“Given the adverse health impacts of these hazardous substances on children, we need the government to take urgent action and for companies to own up to their role in preventing these harms. We hope the Canadian government demonstrates their concern for impacted communities and strengthens federal chemicals legislation this fall.” Dr. Jane McArthur, Canadian Association of Physicians for the Environment (CAPE) Toxics Program Director.

“We need more action from retailers and governments. Weak regulations and loopholes, unlabelled toxics, no product testing and weak enforcement are creating an ongoing and unmanaged exposure risk for all of us – but particularly for the low-income and racialized communities that can’t buy their way out of these health hazards.” – Kanisha Acharya-Patel, Executive Director, Women’s Healthy Environments Network.

“Retailers pass the buck to regulators when they justify these unacceptable lead levels in products, and regulators do the same when they don’t create strong, comprehensive laws that protect our health and the environment.” – Jennifer Beeman, Executive Director, Breast Cancer Action Quebec

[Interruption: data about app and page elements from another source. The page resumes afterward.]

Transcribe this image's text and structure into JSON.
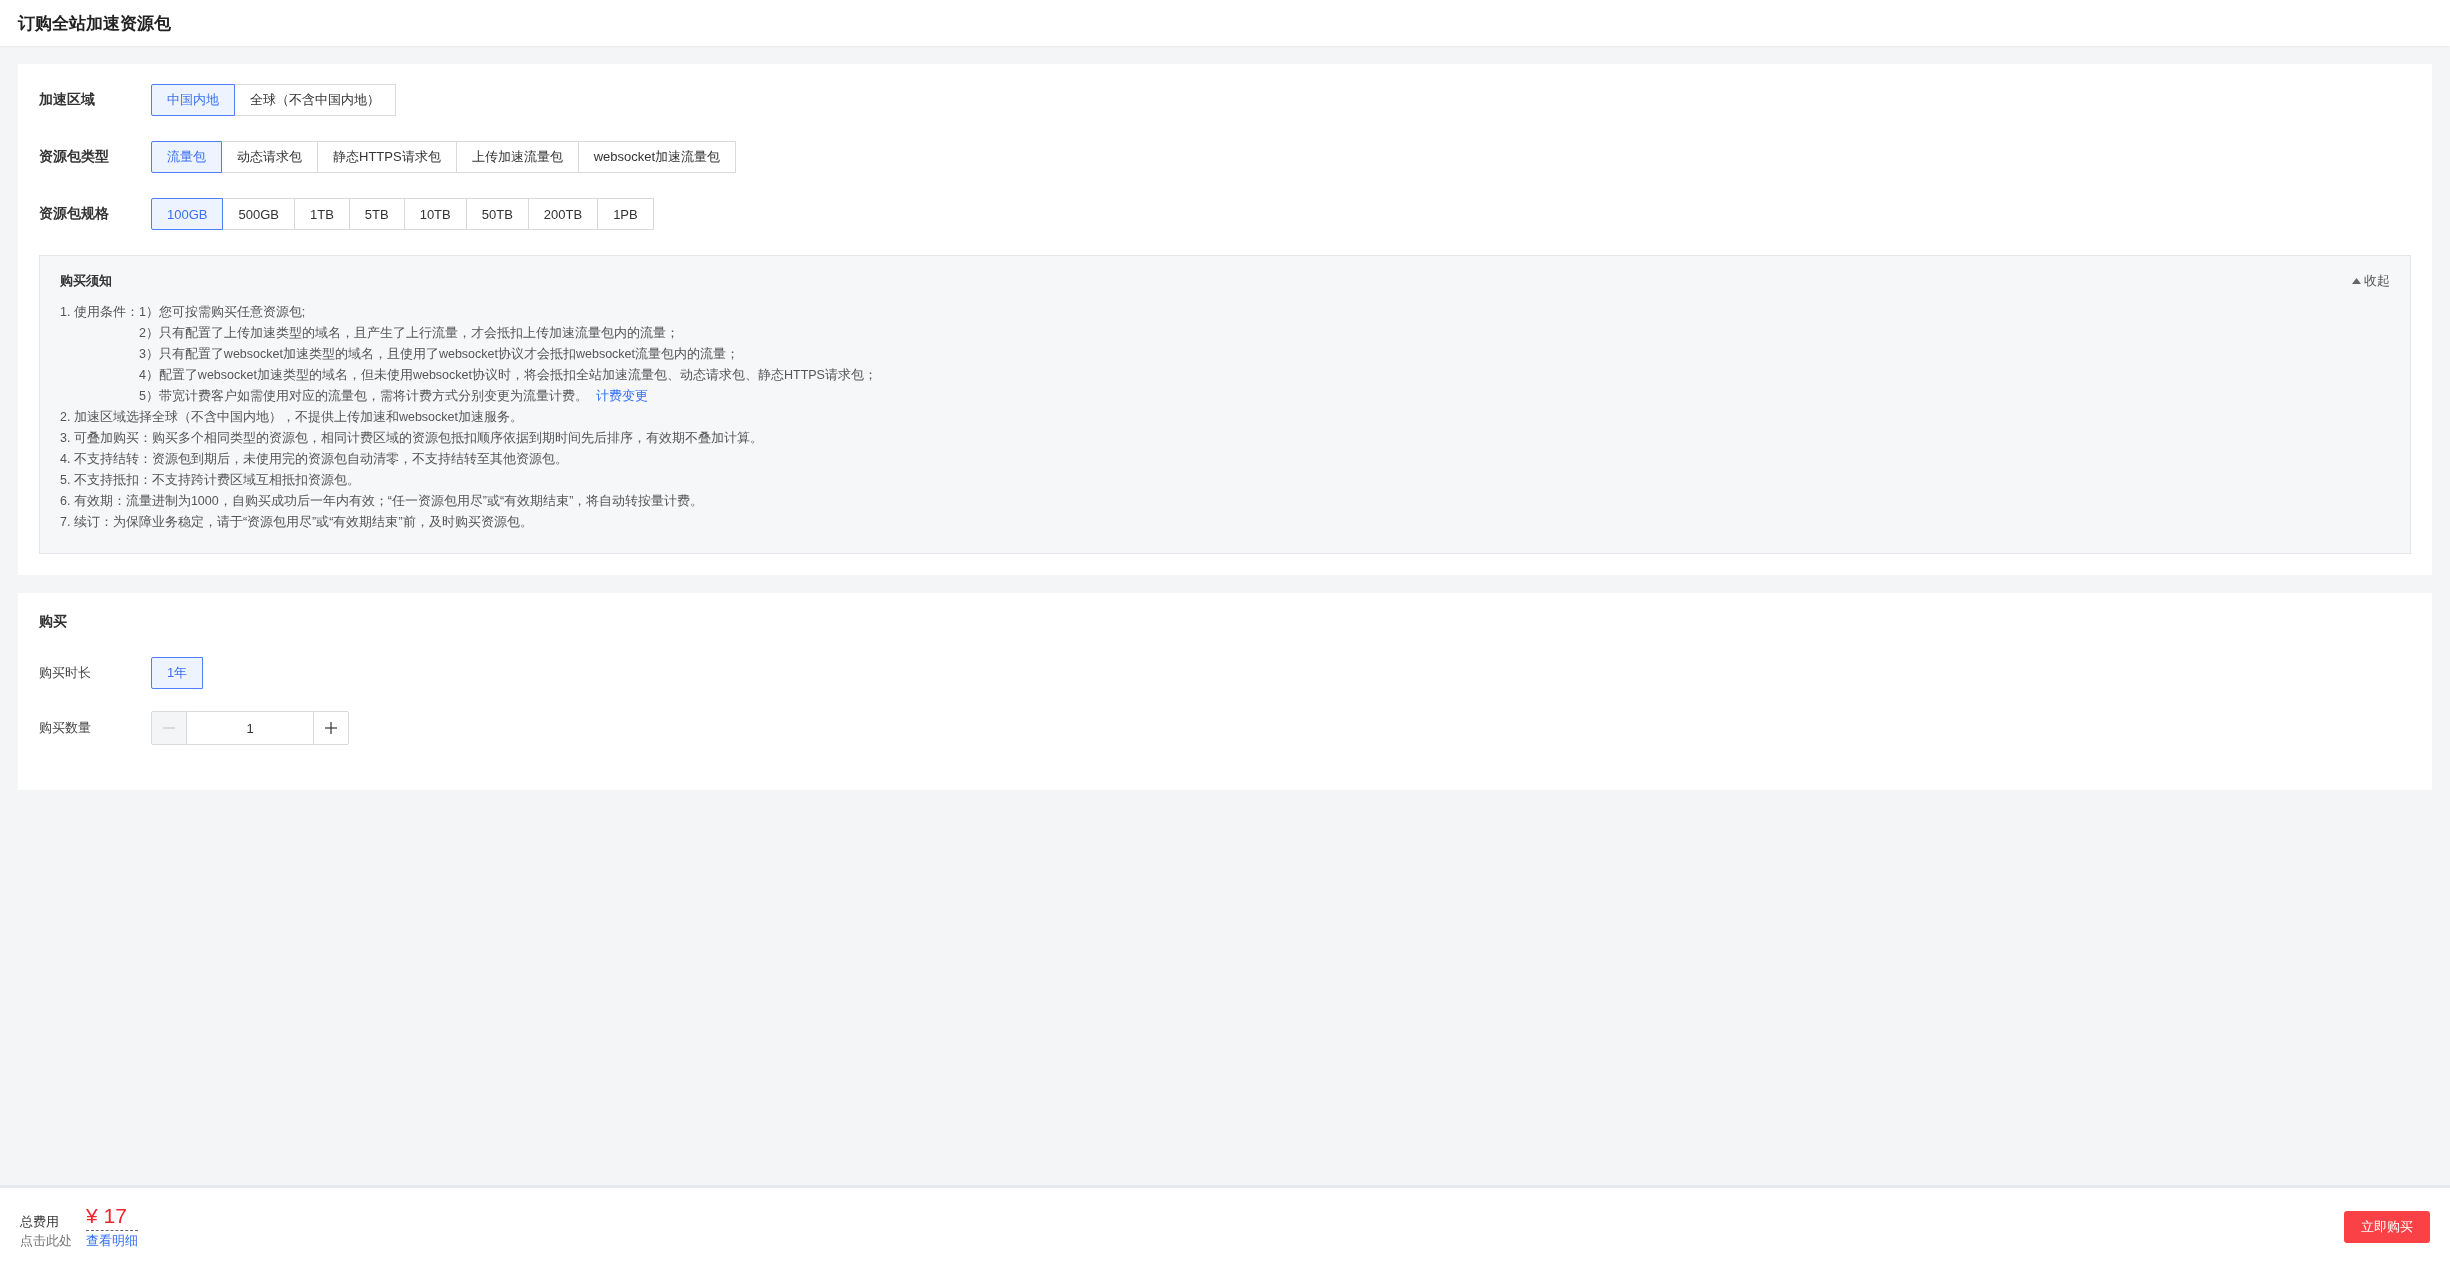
{
  "header": {
    "title": "订购全站加速资源包"
  },
  "options": [
    {
      "label": "加速区域",
      "choices": [
        {
          "label": "中国内地",
          "selected": true
        },
        {
          "label": "全球（不含中国内地）",
          "selected": false
        }
      ]
    },
    {
      "label": "资源包类型",
      "choices": [
        {
          "label": "流量包",
          "selected": true
        },
        {
          "label": "动态请求包",
          "selected": false
        },
        {
          "label": "静态HTTPS请求包",
          "selected": false
        },
        {
          "label": "上传加速流量包",
          "selected": false
        },
        {
          "label": "websocket加速流量包",
          "selected": false
        }
      ]
    },
    {
      "label": "资源包规格",
      "choices": [
        {
          "label": "100GB",
          "selected": true
        },
        {
          "label": "500GB",
          "selected": false
        },
        {
          "label": "1TB",
          "selected": false
        },
        {
          "label": "5TB",
          "selected": false
        },
        {
          "label": "10TB",
          "selected": false
        },
        {
          "label": "50TB",
          "selected": false
        },
        {
          "label": "200TB",
          "selected": false
        },
        {
          "label": "1PB",
          "selected": false
        }
      ]
    }
  ],
  "notice": {
    "title": "购买须知",
    "toggle": "收起",
    "expanded": true,
    "items": [
      {
        "text": "1. 使用条件：",
        "children": [
          {
            "text": "1）您可按需购买任意资源包;"
          },
          {
            "text": "2）只有配置了上传加速类型的域名，且产生了上行流量，才会抵扣上传加速流量包内的流量；"
          },
          {
            "text": "3）只有配置了websocket加速类型的域名，且使用了websocket协议才会抵扣websocket流量包内的流量；"
          },
          {
            "text": "4）配置了websocket加速类型的域名，但未使用websocket协议时，将会抵扣全站加速流量包、动态请求包、静态HTTPS请求包；"
          },
          {
            "text": "5）带宽计费客户如需使用对应的流量包，需将计费方式分别变更为流量计费。",
            "link": "计费变更"
          }
        ]
      },
      {
        "text": "2. 加速区域选择全球（不含中国内地），不提供上传加速和websocket加速服务。"
      },
      {
        "text": "3. 可叠加购买：购买多个相同类型的资源包，相同计费区域的资源包抵扣顺序依据到期时间先后排序，有效期不叠加计算。"
      },
      {
        "text": "4. 不支持结转：资源包到期后，未使用完的资源包自动清零，不支持结转至其他资源包。"
      },
      {
        "text": "5. 不支持抵扣：不支持跨计费区域互相抵扣资源包。"
      },
      {
        "text": "6. 有效期：流量进制为1000，自购买成功后一年内有效；“任一资源包用尽”或“有效期结束”，将自动转按量计费。"
      },
      {
        "text": "7. 续订：为保障业务稳定，请于“资源包用尽”或“有效期结束”前，及时购买资源包。"
      }
    ]
  },
  "purchase": {
    "title": "购买",
    "duration": {
      "label": "购买时长",
      "choices": [
        {
          "label": "1年",
          "selected": true
        }
      ]
    },
    "quantity": {
      "label": "购买数量",
      "value": "1",
      "minus_disabled": true,
      "plus_disabled": false
    }
  },
  "footer": {
    "total_label": "总费用",
    "price": "¥ 17",
    "hint": "点击此处",
    "detail_link": "查看明细",
    "buy_button": "立即购买"
  }
}
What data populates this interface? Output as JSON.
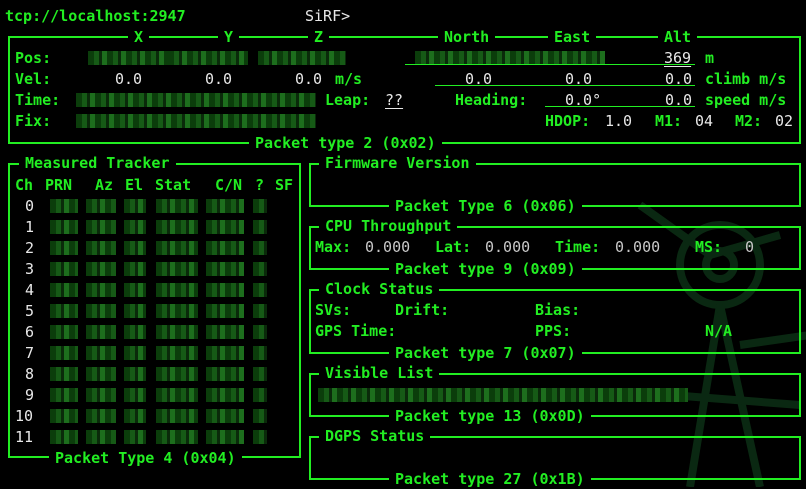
{
  "header": {
    "source": "tcp://localhost:2947",
    "mode": "SiRF>"
  },
  "nav": {
    "columns": [
      "X",
      "Y",
      "Z",
      "North",
      "East",
      "Alt"
    ],
    "rows": {
      "pos": {
        "label": "Pos:",
        "alt": "369",
        "alt_unit": "m"
      },
      "vel": {
        "label": "Vel:",
        "x": "0.0",
        "y": "0.0",
        "z": "0.0",
        "unit": "m/s",
        "north": "0.0",
        "east": "0.0",
        "alt": "0.0",
        "alt_unit": "climb m/s"
      },
      "time": {
        "label": "Time:",
        "leap_label": "Leap:",
        "leap_value": "??",
        "heading_label": "Heading:",
        "heading_value": "0.0°",
        "speed": "0.0",
        "speed_unit": "speed m/s"
      },
      "fix": {
        "label": "Fix:",
        "hdop_label": "HDOP:",
        "hdop_value": "1.0",
        "m1_label": "M1:",
        "m1_value": "04",
        "m2_label": "M2:",
        "m2_value": "02"
      }
    },
    "footer": "Packet type 2 (0x02)"
  },
  "tracker": {
    "title": "Measured Tracker",
    "headers": [
      "Ch",
      "PRN",
      "Az",
      "El",
      "Stat",
      "C/N",
      "?",
      "SF"
    ],
    "channels": [
      "0",
      "1",
      "2",
      "3",
      "4",
      "5",
      "6",
      "7",
      "8",
      "9",
      "10",
      "11"
    ],
    "footer": "Packet Type 4 (0x04)"
  },
  "firmware": {
    "title": "Firmware Version",
    "footer": "Packet Type 6 (0x06)"
  },
  "cpu": {
    "title": "CPU Throughput",
    "max_label": "Max:",
    "max_value": "0.000",
    "lat_label": "Lat:",
    "lat_value": "0.000",
    "time_label": "Time:",
    "time_value": "0.000",
    "ms_label": "MS:",
    "ms_value": "0",
    "footer": "Packet type 9 (0x09)"
  },
  "clock": {
    "title": "Clock Status",
    "svs_label": "SVs:",
    "drift_label": "Drift:",
    "bias_label": "Bias:",
    "gpstime_label": "GPS Time:",
    "pps_label": "PPS:",
    "pps_value": "N/A",
    "footer": "Packet type 7 (0x07)"
  },
  "visible": {
    "title": "Visible List",
    "footer": "Packet type 13 (0x0D)"
  },
  "dgps": {
    "title": "DGPS Status",
    "footer": "Packet type 27 (0x1B)"
  }
}
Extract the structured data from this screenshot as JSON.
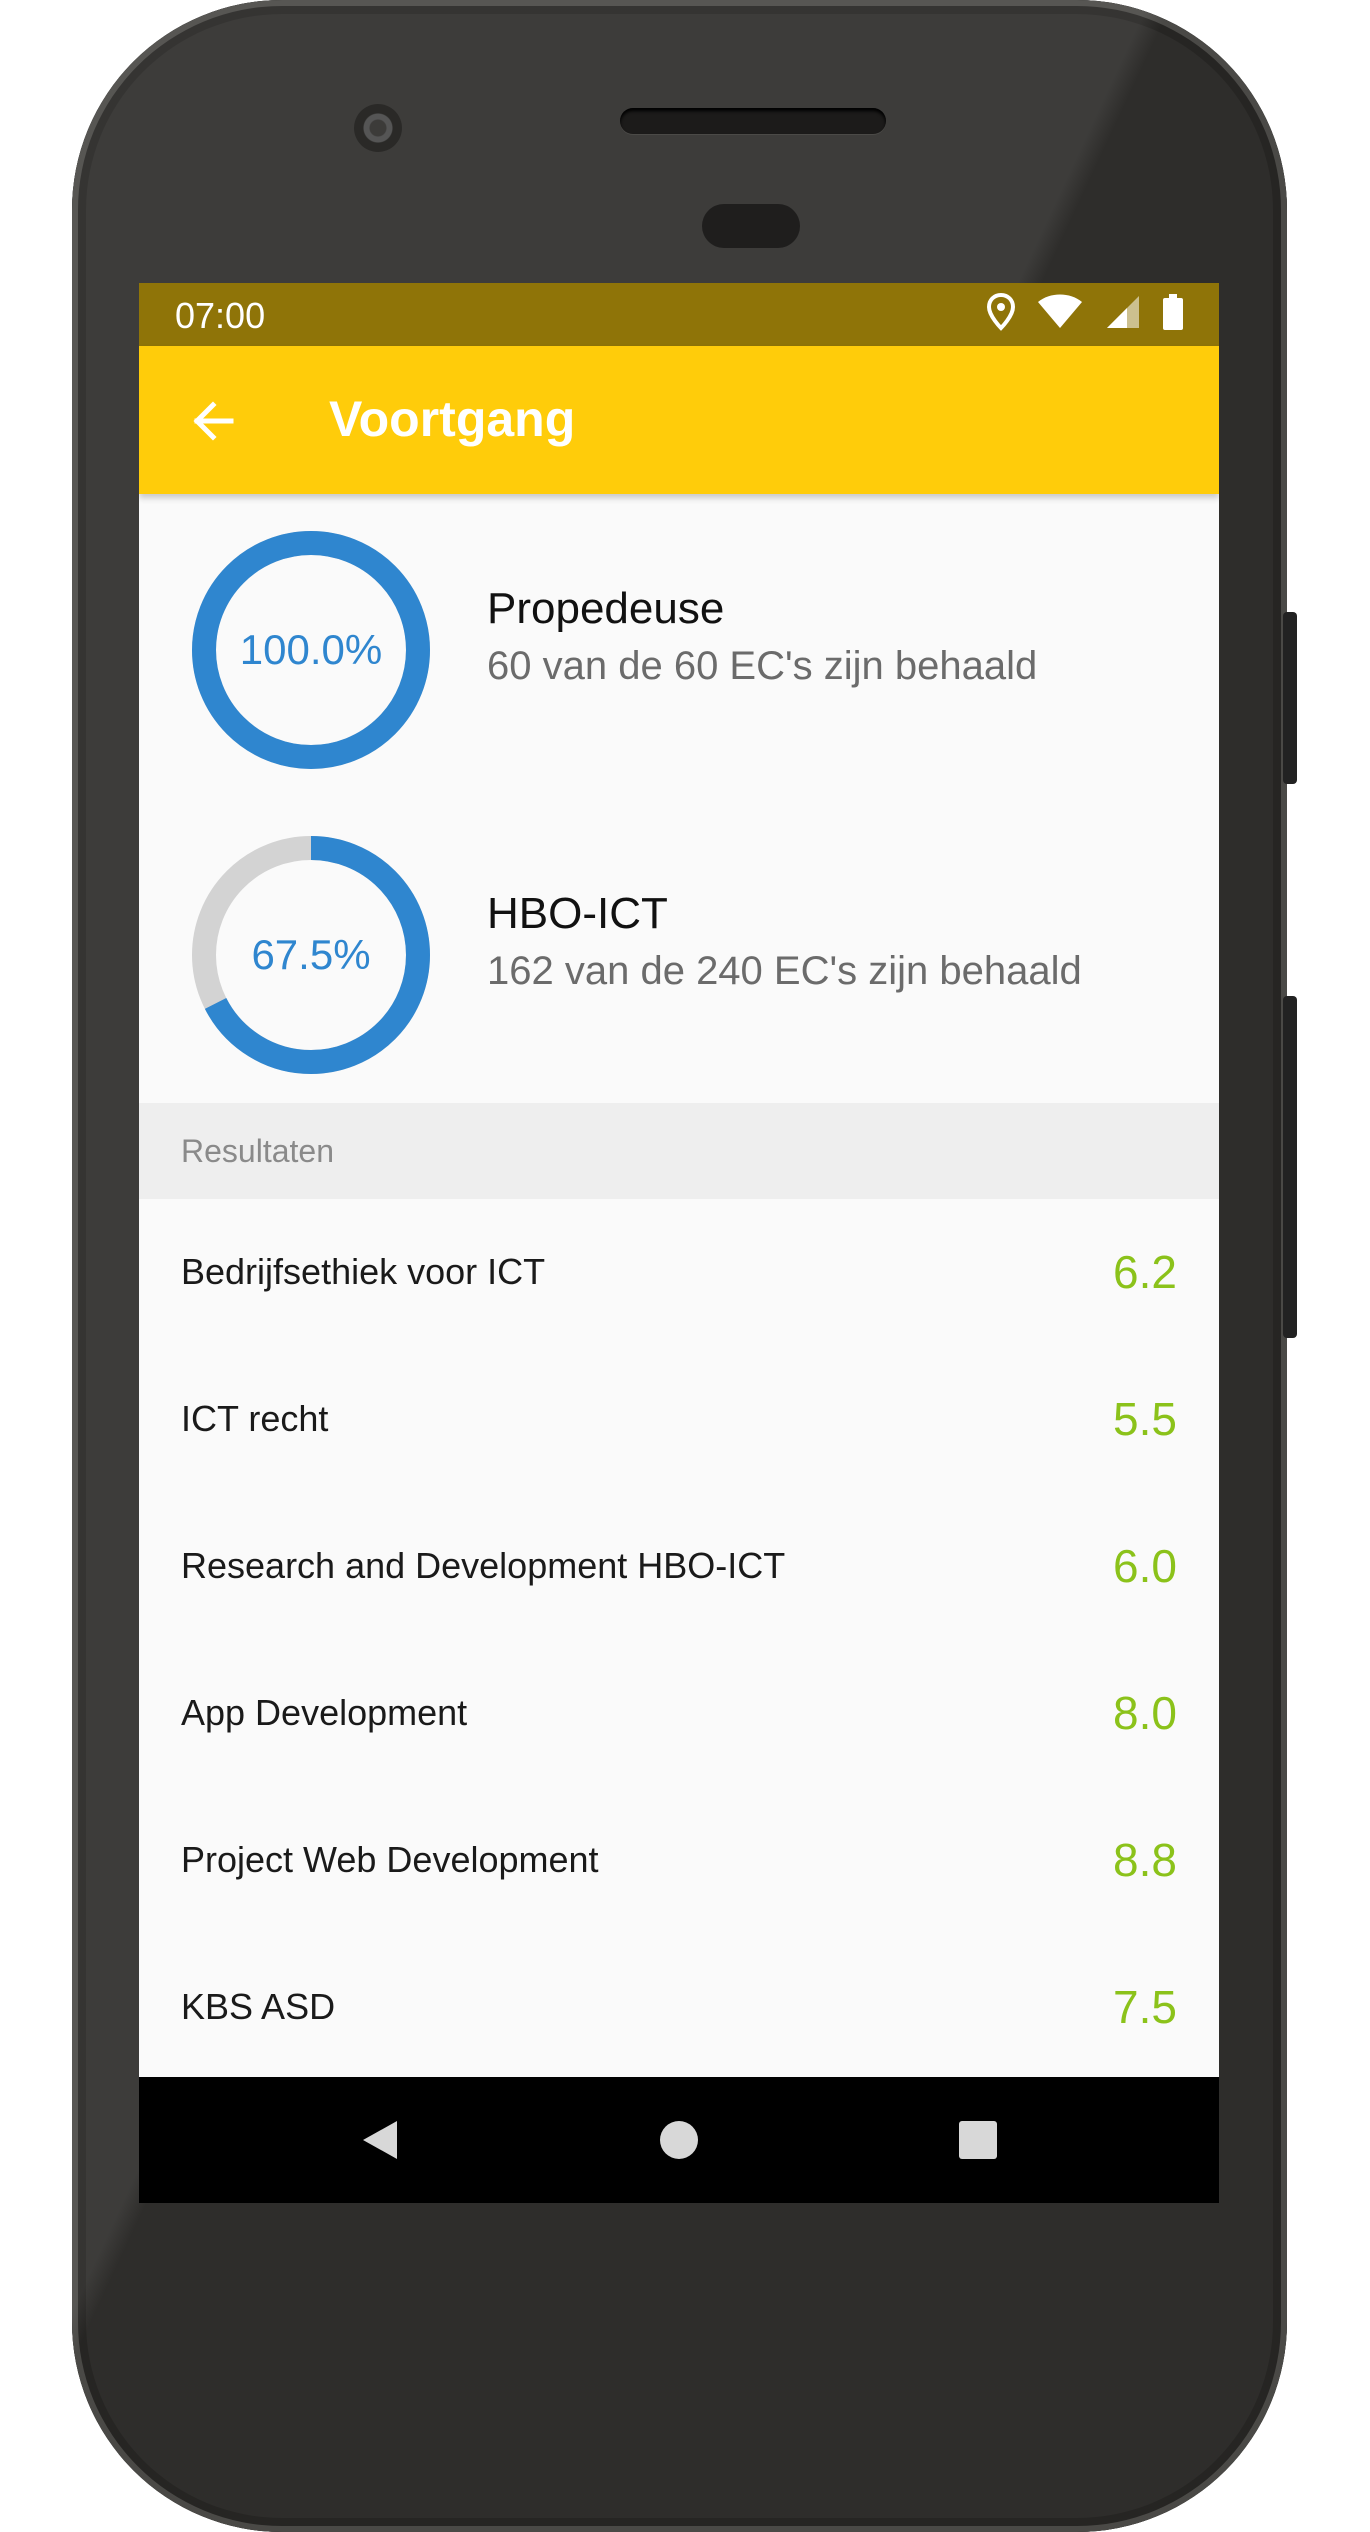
{
  "status_bar": {
    "time": "07:00"
  },
  "app_bar": {
    "title": "Voortgang"
  },
  "progress": [
    {
      "percent_label": "100.0%",
      "fraction": 1.0,
      "title": "Propedeuse",
      "subtitle": "60 van de 60 EC's zijn behaald"
    },
    {
      "percent_label": "67.5%",
      "fraction": 0.675,
      "title": "HBO-ICT",
      "subtitle": "162 van de 240 EC's zijn behaald"
    }
  ],
  "results_section": {
    "header": "Resultaten",
    "items": [
      {
        "name": "Bedrijfsethiek voor ICT",
        "grade": "6.2"
      },
      {
        "name": "ICT recht",
        "grade": "5.5"
      },
      {
        "name": "Research and Development HBO-ICT",
        "grade": "6.0"
      },
      {
        "name": "App Development",
        "grade": "8.0"
      },
      {
        "name": "Project Web Development",
        "grade": "8.8"
      },
      {
        "name": "KBS ASD",
        "grade": "7.5"
      }
    ]
  },
  "colors": {
    "app_bar": "#ffcc0a",
    "status_bar": "#8f7408",
    "ring_progress": "#2f86cf",
    "ring_track": "#d3d3d3",
    "grade": "#8bc21a"
  },
  "icons": {
    "back": "arrow-back-icon",
    "location": "location-icon",
    "wifi": "wifi-icon",
    "signal": "signal-icon",
    "battery": "battery-icon",
    "nav_back": "nav-back-icon",
    "nav_home": "nav-home-icon",
    "nav_recents": "nav-recents-icon"
  }
}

If we give people and retailers the information they need to better protect themselves, their children and the planet, we will move that much closer to a less toxic, healthier and more equitable future for all. The full report can be viewed here: https://environmentaldefence.ca/report/passing-the-buck